Palo Alto Networks is a classic growth momentum stock that’s counting on continued future growth in demand for cyber security software and services to justify its current stock price.

And the fact that the company is only profitable if you don’t count all the stock it is issuing to employees as an expense–You don’t mean to say that these shares its handing out have value?–should give an investor pause in the current market. We’ve been down this road with technology companies before and while this kind of accounting doesn’t always end in tears, it only works as long as the company can “pay” its workers in stock that they believe will be more valuable tomorrow.

(It is also worrisome for investors who are inclined to worry about “growth accounting” at a growth stock that Palo Alto continues to fuel its growth through acquisitions. Last week the company announced that t would buy cloud-security company Bridgecrew for $157 million.)

On the plus side of the ledger–and the reasons that I’m keeping this company in my Jubak Picks Portfolio and my long-term 50 Stocks Portfolio–are the never-ending (it seems) gift from the news cycle to cyber security companies. The most recent gif has been the SolarStorm hack of the SolarWinds (SWI) Orion IT software that compromised a huge number of corporate and government networks.

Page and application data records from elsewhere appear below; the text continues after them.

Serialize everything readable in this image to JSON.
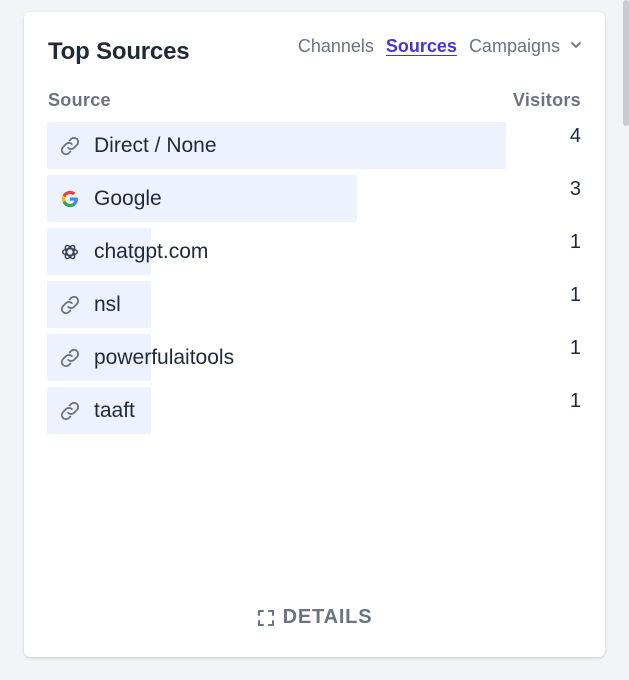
{
  "widget": {
    "title": "Top Sources",
    "tabs": [
      {
        "label": "Channels",
        "active": false
      },
      {
        "label": "Sources",
        "active": true
      },
      {
        "label": "Campaigns",
        "active": false
      }
    ],
    "columns": {
      "source": "Source",
      "visitors": "Visitors"
    },
    "rows": [
      {
        "label": "Direct / None",
        "value": "4",
        "icon": "link-icon",
        "fraction": 0.86
      },
      {
        "label": "Google",
        "value": "3",
        "icon": "google-icon",
        "fraction": 0.58
      },
      {
        "label": "chatgpt.com",
        "value": "1",
        "icon": "openai-icon",
        "fraction": 0.195
      },
      {
        "label": "nsl",
        "value": "1",
        "icon": "link-icon",
        "fraction": 0.195
      },
      {
        "label": "powerfulaitools",
        "value": "1",
        "icon": "link-icon",
        "fraction": 0.195
      },
      {
        "label": "taaft",
        "value": "1",
        "icon": "link-icon",
        "fraction": 0.195
      }
    ],
    "details_label": "DETAILS"
  },
  "colors": {
    "bar": "#eef2ff",
    "active_tab": "#4338ca",
    "muted": "#6b7280",
    "text": "#1f2937"
  }
}
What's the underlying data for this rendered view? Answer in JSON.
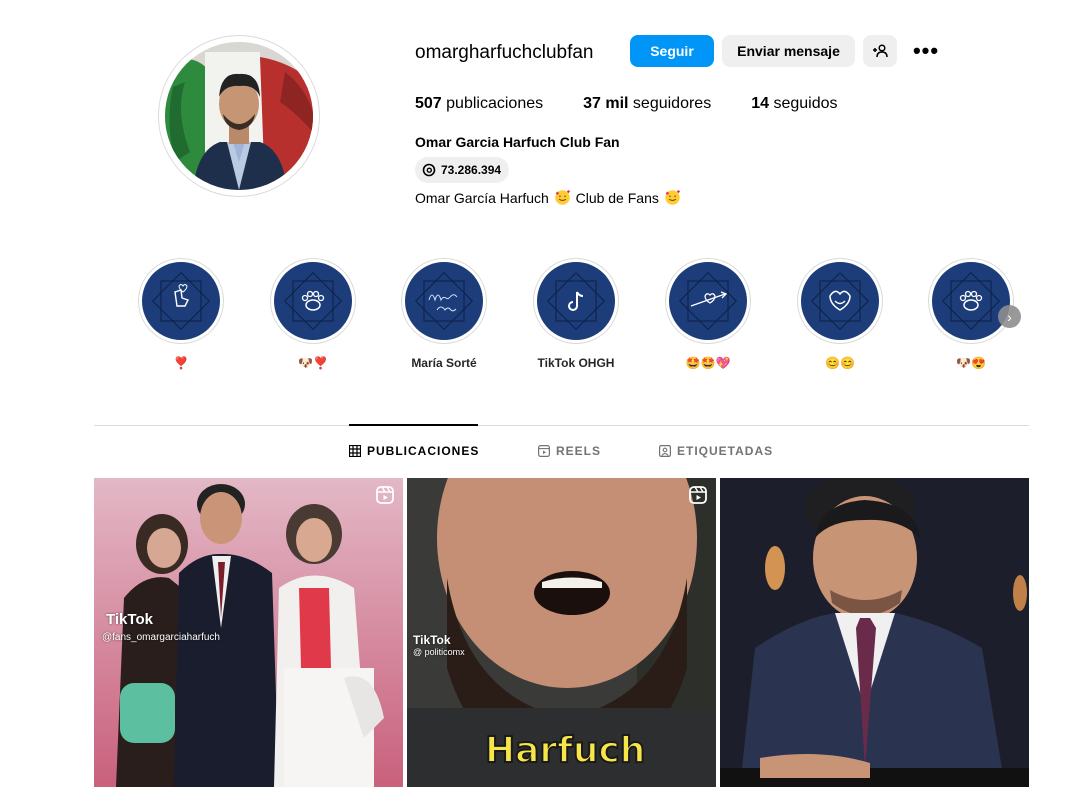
{
  "profile": {
    "username": "omargharfuchclubfan",
    "follow_label": "Seguir",
    "message_label": "Enviar mensaje",
    "suggest_icon": "add-person-icon",
    "more_label": "•••",
    "stats": {
      "posts_count": "507",
      "posts_label": "publicaciones",
      "followers_count": "37 mil",
      "followers_label": "seguidores",
      "following_count": "14",
      "following_label": "seguidos"
    },
    "full_name": "Omar Garcia Harfuch Club Fan",
    "threads_handle": "73.286.394",
    "bio_part1": "Omar García Harfuch ",
    "bio_part2": " Club de Fans "
  },
  "highlights": [
    {
      "label": "❣️",
      "icon": "heart-hand-icon"
    },
    {
      "label": "🐶❣️",
      "icon": "paw-icon"
    },
    {
      "label": "María Sorté",
      "icon": "signature-icon"
    },
    {
      "label": "TikTok OHGH",
      "icon": "tiktok-icon"
    },
    {
      "label": "🤩🤩💖",
      "icon": "arrow-heart-icon"
    },
    {
      "label": "😊😊",
      "icon": "smile-heart-icon"
    },
    {
      "label": "🐶😍",
      "icon": "paw-icon"
    }
  ],
  "tabs": {
    "posts": "PUBLICACIONES",
    "reels": "REELS",
    "tagged": "ETIQUETADAS"
  },
  "posts": [
    {
      "tiktok_logo": "TikTok",
      "tiktok_handle": "@fans_omargarciaharfuch",
      "is_reel": true
    },
    {
      "tiktok_logo": "TikTok",
      "tiktok_handle": "@ politicomx",
      "caption": "Harfuch",
      "is_reel": true
    },
    {
      "is_reel": false
    }
  ],
  "colors": {
    "primary_button": "#0095f6",
    "secondary_button": "#efefef",
    "highlight_navy": "#1c3d7a"
  }
}
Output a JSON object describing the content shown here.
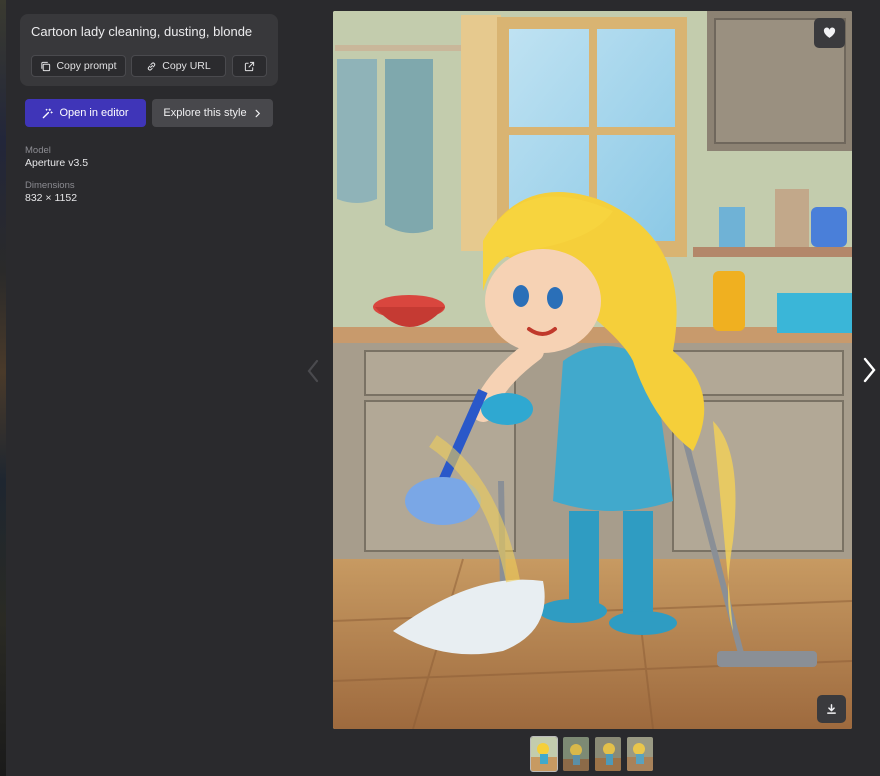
{
  "prompt": {
    "text": "Cartoon lady cleaning, dusting, blonde",
    "copy_prompt_label": "Copy prompt",
    "copy_url_label": "Copy URL"
  },
  "actions": {
    "open_editor_label": "Open in editor",
    "explore_style_label": "Explore this style"
  },
  "meta": {
    "model_label": "Model",
    "model_value": "Aperture v3.5",
    "dimensions_label": "Dimensions",
    "dimensions_value": "832 × 1152"
  },
  "icons": {
    "copy": "copy-icon",
    "link": "link-icon",
    "external": "external-link-icon",
    "editor": "magic-wand-icon",
    "explore": "chevron-right-icon",
    "favorite": "heart-icon",
    "download": "download-icon",
    "prev": "chevron-left-icon",
    "next": "chevron-right-icon"
  },
  "colors": {
    "panel_bg": "#2a2a2d",
    "card_bg": "#38383b",
    "primary_button": "#3f35b8",
    "secondary_button": "#48484c"
  },
  "thumbnails": [
    {
      "active": true
    },
    {
      "active": false
    },
    {
      "active": false
    },
    {
      "active": false
    }
  ]
}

In its conference call Palo Alto’s CEO said “The SolarStorm attack highlighted enterprises need a comprehensive up-to-date map of their full IT infrastructure environment, including understanding their own networks as well as external attack surfaces and supply chains.” But the company really didn’t need belabor the point.

In addition, and just as important for Palo Alto’s future business, the company is showing very positive signs that it continues to grow beyond its original base of firewall network security to the expanding market for cloud security and security automation systems. The older firewall appliance continues to generate abundant free cash flow that the company is using to grow the cloud and automation security business. In the fiscal second quarter product sales increased 3% while subscription and support revenue grew 34% year over year.Total billings grew 22% year over year with firewall platform billings increasing by 21%. Billings for the next generation cloud and security automation bins grew by 59% year over year to represent 25% of total billings (up from 19% in the year ago quarter.)

The recent volatility in the stock during last week’s selling should be a reminder of the potential downside here. But right now, I think the very strong upside story justifies continuing to hold the shares. As of March 1, I’m raising my target price to $410 a share from $260. The stock closed at $367.39, up 2.53%) on March 1.

I initiated my position in Palo Alto Networks in my Jubak’s Picks Portfolio on June 27, 2019. The shares are up 78.8% since then. My position in the 50 Stocks Portfolio dates to January 21, 2020. The shares are up 51.1% since that date.